(Anonymous) on August 30th, 2009 01:57 pm (UTC)
Re: That's a joke?
But why is his opinion of Wikipedia important enough to be in the article? It's no more important than his opinion of Twitter.
no_gritzko_hereno_gritzko_here on August 30th, 2009 02:07 pm (UTC)
Re: That's a joke?
His opinion on e-mail also irrelevant then. :)
no_gritzko_hereno_gritzko_here on August 30th, 2009 02:16 pm (UTC)
You mean this rule http://en.wikipedia.org/wiki/Wikipedia:Self-references_to_avoid#Articles_are_about_their_subjects
Actually, his opinion on Wikipedia was mentioned in the context of his decision to abandon e-mail. Two topics seem to be somewhat related.
But anyway, it is harder and harder for an outsider to understand the internal logic of wiki-bureaucracy and whether a particular (meaningful) contribution fits or blatantly violates some policy or guideline.
(Anonymous) on August 30th, 2009 02:27 pm (UTC)
Ask yourself this question: if the article had instead been a profile piece in the New York Times, would it have mentioned his view of Wikipedia? Perhaps not. Whereas abandoning email is actually somewhat interesting.
(Anonymous) on September 6th, 2009 11:36 pm (UTC)
Well, the NYT would include it now. :-)
(Anonymous) on August 30th, 2009 02:00 pm (UTC)
wikipedia guys
So, these "wikipedia policy is correct" comments must be the two knuckleheads (editor/admin) mentioned in the story?
(Anonymous) on August 30th, 2009 02:09 pm (UTC)
Re: wikipedia guys
I wrote the anonymous comments above defending Wikipedia, but was not one of the editors involved.

As I've tried to explain, when Bob Smith mentions Wikipedia, that fact in itself usually does not warrant being included in the Wikipedia article on Bob Smith. The exception would be if there was some significant connection between Bob Smith and Wikipedia, e.g. in the article on John Seigenthaler.

This has nothing to do with Knuth's remarks being "uncited".
no_gritzko_hereno_gritzko_here on August 30th, 2009 02:29 pm (UTC)
Re: wikipedia guys
That makes the story even funnier, actually.
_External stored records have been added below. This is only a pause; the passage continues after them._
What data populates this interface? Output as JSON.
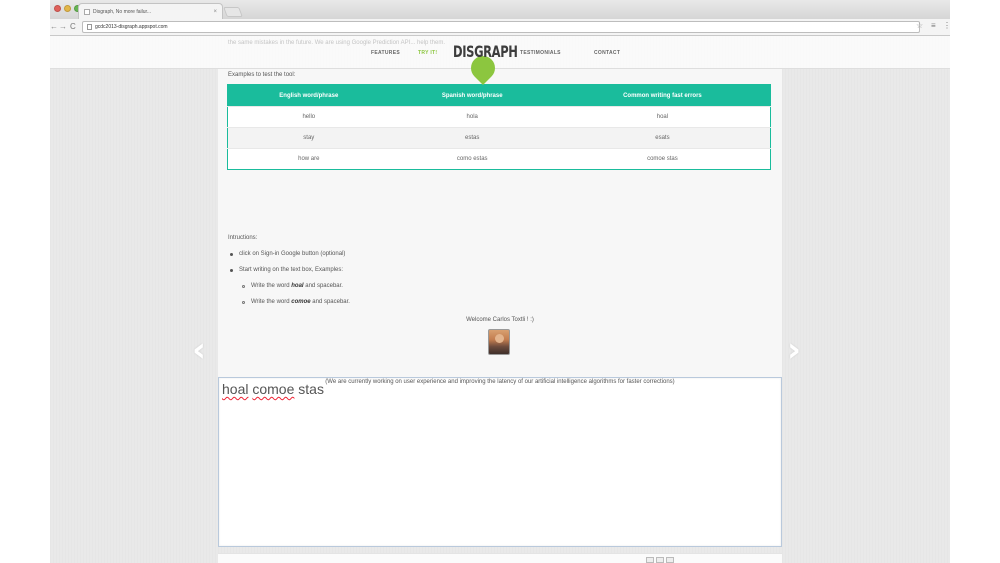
{
  "browser": {
    "tab_title": "Disgraph, No more failur...",
    "tab_close": "×",
    "url": "gcdc2013-disgraph.appspot.com",
    "back_glyph": "←",
    "forward_glyph": "→",
    "reload_glyph": "C",
    "star_glyph": "☆",
    "menu_glyph": "≡",
    "extra_glyph": "⋮"
  },
  "header": {
    "faded_text": "the same mistakes in the future. We are using Google Prediction API... help them.",
    "nav": {
      "features": "FEATURES",
      "try_it": "TRY IT!",
      "testimonials": "TESTIMONIALS",
      "contact": "CONTACT"
    },
    "logo": "DISGRAPH"
  },
  "examples": {
    "label": "Examples to test the tool:",
    "headers": [
      "English word/phrase",
      "Spanish word/phrase",
      "Common writing fast errors"
    ],
    "rows": [
      [
        "hello",
        "hola",
        "hoal"
      ],
      [
        "stay",
        "estas",
        "esats"
      ],
      [
        "how are",
        "como estas",
        "comoe stas"
      ]
    ]
  },
  "instructions": {
    "title": "Intructions:",
    "step1": "click on Sign-in Google button (optional)",
    "step2": "Start writing on the text box, Examples:",
    "sub1_prefix": "Write the word ",
    "sub1_word": "hoal",
    "sub1_suffix": " and spacebar.",
    "sub2_prefix": "Write the word ",
    "sub2_word": "comoe",
    "sub2_suffix": " and spacebar."
  },
  "welcome": "Welcome Carlos Toxtli ! :)",
  "notice": "(We are currently working on user experience and improving the latency of our artificial intelligence algorithms for faster corrections)",
  "slider": {
    "prev": "‹",
    "next": "›"
  },
  "editor": {
    "words": [
      "hoal",
      "comoe",
      "stas"
    ]
  },
  "colors": {
    "accent": "#1abc9c",
    "brand_green": "#8cc63f"
  }
}
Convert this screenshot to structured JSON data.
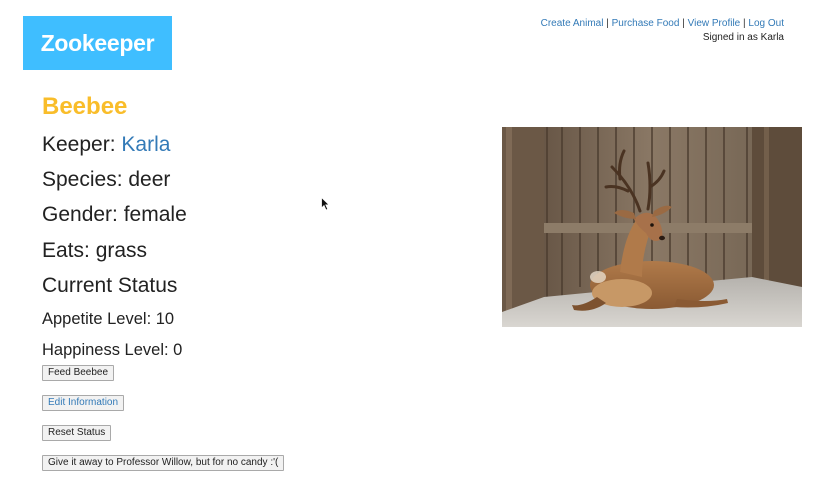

So, it was uncited, but it was deleted because of another rule. Holy gods! It is hard for an outsider not only to contribute, but to generally understand what is going on.
So, with all the respect, Wikipedia administration is free to enforce any kind of rules. The point is not that "Wikipedia is bad". The point is, it cannot grow given that kind of a learning curve.

To summarize, I have an impression, Wikipedia's "elite" settled on the vision of "Better Britannica". Thus, the growth had stopped by design, in a sense.
(Anonymous) on August 30th, 2009 02:34 pm (UTC)
Re: wikipedia guys
This is Brazil meets Kafka. No sense in trying to understand.
tangurenatangurena on August 30th, 2009 05:19 pm (UTC)
Re: wikipedia guys
Most of the super-editors/admins of Wikipedia seem startlingly right-wing. So I try to keep my politics out, even though this is the same handle that I edit wikipedia under. Most of the time, the rules essentially boil down to "because Jimbo Wales said so."
(Anonymous) on August 30th, 2009 04:50 pm (UTC)
Wikipedia long ago became web-nerdy
What stroke me with wikipedia was a whole "minority language" project be created on the internet and promoted up to having it's own wikipedia section.

IMO, it's clear how it works: to have authority in WP one needs to be an internet nerd, make thousands of edits monthly (hence get no life), and this will lead to unlimited power. This defines the wikipedia way of thinking: google and voting take place of expertize. The fake language in question made enough pages on the web to seem real (and of course English-speaking editors have are handicapped when they have to deal with facts and sources that origin form other languages). Nobody of the admins/editors has called the scientific institutes, universities, whatever, in the area in question, and the question was handed over to zombies vote.

It took year and who knows how much stress to vote for it's removal.
no_gritzko_hereno_gritzko_here on August 30th, 2009 05:00 pm (UTC)
Re: Wikipedia long ago became web-nerdy
I remember a story of that kind. The so-called "Siberian Language" was invented and advanced by a single freak.

Indeed, to gain power in Wikipedia a person has to work hard and for free, so motivations are sometimes questionable.